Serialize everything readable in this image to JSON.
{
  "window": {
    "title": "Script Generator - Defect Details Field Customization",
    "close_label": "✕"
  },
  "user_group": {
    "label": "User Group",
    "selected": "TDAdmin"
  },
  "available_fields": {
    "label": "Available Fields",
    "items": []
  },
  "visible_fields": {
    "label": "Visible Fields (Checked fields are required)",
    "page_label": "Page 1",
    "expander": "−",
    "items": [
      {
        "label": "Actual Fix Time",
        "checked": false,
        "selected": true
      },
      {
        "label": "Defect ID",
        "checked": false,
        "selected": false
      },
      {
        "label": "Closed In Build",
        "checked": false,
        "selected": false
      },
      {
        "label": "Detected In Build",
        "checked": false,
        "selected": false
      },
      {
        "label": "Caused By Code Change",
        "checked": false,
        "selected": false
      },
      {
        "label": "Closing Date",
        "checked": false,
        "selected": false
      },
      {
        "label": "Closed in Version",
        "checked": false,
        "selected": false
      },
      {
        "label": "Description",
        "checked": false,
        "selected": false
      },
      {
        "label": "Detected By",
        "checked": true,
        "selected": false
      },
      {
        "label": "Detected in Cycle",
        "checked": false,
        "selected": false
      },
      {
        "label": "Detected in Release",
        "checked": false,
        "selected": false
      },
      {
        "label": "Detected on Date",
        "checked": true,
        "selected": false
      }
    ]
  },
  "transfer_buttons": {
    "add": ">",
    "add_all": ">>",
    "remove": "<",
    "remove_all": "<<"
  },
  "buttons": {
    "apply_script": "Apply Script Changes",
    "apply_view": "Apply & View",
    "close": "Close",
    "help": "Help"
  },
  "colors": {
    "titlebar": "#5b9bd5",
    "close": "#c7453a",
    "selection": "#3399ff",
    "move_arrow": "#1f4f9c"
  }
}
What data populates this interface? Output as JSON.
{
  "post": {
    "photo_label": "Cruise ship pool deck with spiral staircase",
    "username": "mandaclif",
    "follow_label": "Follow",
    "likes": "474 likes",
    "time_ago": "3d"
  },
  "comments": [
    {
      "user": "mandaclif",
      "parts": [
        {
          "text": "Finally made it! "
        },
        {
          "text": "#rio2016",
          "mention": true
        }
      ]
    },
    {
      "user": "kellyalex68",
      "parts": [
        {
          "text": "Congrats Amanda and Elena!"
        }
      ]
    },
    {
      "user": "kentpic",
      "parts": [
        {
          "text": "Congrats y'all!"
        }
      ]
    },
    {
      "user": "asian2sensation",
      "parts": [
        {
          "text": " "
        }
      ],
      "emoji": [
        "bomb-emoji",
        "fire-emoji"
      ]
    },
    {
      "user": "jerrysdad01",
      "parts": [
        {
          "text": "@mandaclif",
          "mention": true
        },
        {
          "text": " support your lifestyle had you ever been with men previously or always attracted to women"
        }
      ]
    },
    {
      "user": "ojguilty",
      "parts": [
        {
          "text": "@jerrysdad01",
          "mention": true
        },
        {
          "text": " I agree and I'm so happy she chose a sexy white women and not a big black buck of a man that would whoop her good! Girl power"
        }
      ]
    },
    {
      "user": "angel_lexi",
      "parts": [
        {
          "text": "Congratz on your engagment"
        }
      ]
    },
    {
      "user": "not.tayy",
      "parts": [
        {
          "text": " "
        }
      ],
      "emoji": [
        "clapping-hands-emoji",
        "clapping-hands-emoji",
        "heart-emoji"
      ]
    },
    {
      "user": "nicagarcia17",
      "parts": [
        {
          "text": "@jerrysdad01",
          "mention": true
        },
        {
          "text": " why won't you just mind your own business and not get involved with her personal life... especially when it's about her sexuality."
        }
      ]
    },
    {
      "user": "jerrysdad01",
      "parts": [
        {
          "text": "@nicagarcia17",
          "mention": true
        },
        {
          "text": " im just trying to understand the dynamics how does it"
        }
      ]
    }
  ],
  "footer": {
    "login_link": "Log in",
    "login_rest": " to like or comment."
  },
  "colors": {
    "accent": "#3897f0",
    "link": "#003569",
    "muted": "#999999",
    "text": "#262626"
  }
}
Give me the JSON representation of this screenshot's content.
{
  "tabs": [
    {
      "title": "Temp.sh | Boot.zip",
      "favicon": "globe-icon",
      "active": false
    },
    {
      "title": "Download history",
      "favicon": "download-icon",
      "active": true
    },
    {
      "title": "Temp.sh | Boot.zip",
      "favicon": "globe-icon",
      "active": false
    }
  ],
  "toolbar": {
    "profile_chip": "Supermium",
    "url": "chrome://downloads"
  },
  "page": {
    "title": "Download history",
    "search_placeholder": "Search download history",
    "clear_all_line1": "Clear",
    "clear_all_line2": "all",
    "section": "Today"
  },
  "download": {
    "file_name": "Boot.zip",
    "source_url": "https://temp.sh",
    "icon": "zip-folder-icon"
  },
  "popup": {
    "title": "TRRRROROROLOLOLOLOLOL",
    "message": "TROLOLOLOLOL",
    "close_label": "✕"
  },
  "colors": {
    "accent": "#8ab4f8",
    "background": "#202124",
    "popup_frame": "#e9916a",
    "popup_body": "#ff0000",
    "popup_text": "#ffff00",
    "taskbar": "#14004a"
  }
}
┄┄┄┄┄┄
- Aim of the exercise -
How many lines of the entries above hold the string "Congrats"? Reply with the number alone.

- Solution -
2